32 UNIT SUMMARY - 1 Stratospheric ozone protects the earth from harmful UV radiation Tropospheric ozone is considered bad ozone (smog) Chlorine is broken free from refrigerant molecules when they come in contact with ultraviolet rays Chlorine depletes ozone by forming chlorine monoxide ODP rates a substance’s effect on the ozone layer Global warming is commonly known as the greenhouse effect TEWI is the total warming effect of a substance

33 UNIT SUMMARY - 2 Most modern refrigerants are ethane or methane based HC refrigerants contain only hydrogen and carbon CFC refrigerants contain chlorine, fluorine and carbon HCFC refrigerants contain hydrogen, chlorine, fluorine and carbon Blended refrigerants can be azeotropic blends, near azeotropic blends or zeotropic blends The Montreal Protocol limits the use, production and phase- out of CFC refrigerants

34 UNIT SUMMARY - 3 The Clean Air Act regulates the use and disposal of CFC and HCFC refrigerants Refrigerant can be recovered, recycled or reclaimed Recovery is the most common and popular field option Active recovery uses a self-contained recovery unit Passive recovery uses the system compressor As of November 14, 1995, all technicians must be certified Refrigerant must be recovered into DOT-approved recovery tanks
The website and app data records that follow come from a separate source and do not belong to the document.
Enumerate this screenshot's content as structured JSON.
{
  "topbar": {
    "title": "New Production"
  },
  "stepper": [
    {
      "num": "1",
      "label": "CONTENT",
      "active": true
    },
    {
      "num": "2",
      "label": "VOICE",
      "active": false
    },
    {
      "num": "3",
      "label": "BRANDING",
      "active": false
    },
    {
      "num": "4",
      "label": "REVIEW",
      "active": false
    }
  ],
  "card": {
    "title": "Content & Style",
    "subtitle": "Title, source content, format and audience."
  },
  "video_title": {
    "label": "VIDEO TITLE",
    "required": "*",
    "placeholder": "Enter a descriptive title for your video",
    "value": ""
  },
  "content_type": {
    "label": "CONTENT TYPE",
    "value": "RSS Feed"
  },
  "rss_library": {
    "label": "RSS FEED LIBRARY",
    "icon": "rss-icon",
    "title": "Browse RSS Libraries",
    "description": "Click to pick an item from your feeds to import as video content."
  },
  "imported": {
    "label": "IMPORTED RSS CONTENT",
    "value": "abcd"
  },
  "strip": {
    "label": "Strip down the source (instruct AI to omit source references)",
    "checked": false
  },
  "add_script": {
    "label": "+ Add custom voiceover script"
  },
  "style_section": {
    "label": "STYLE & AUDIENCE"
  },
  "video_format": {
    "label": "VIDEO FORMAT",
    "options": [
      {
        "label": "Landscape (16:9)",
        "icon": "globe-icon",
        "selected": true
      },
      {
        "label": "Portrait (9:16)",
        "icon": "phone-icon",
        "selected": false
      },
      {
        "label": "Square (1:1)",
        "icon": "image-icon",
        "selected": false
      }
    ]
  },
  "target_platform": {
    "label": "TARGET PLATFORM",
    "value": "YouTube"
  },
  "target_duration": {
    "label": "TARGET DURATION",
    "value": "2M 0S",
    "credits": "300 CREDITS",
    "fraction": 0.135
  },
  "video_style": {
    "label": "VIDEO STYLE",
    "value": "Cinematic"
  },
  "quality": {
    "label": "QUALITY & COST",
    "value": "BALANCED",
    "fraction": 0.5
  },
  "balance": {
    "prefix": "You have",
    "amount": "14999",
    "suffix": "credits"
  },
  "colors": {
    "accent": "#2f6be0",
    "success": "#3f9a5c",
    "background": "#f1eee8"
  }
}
Download ppt "SECTION 4 ELECTRIC MOTORS UNIT 9 REFRIGERANT AND OIL CHEMISTRY AND MANAGEMENT – RECOVERY, RECYCLYING, RECLAIMING, AND RETROFITTING."

Similar presentations


Ads by Google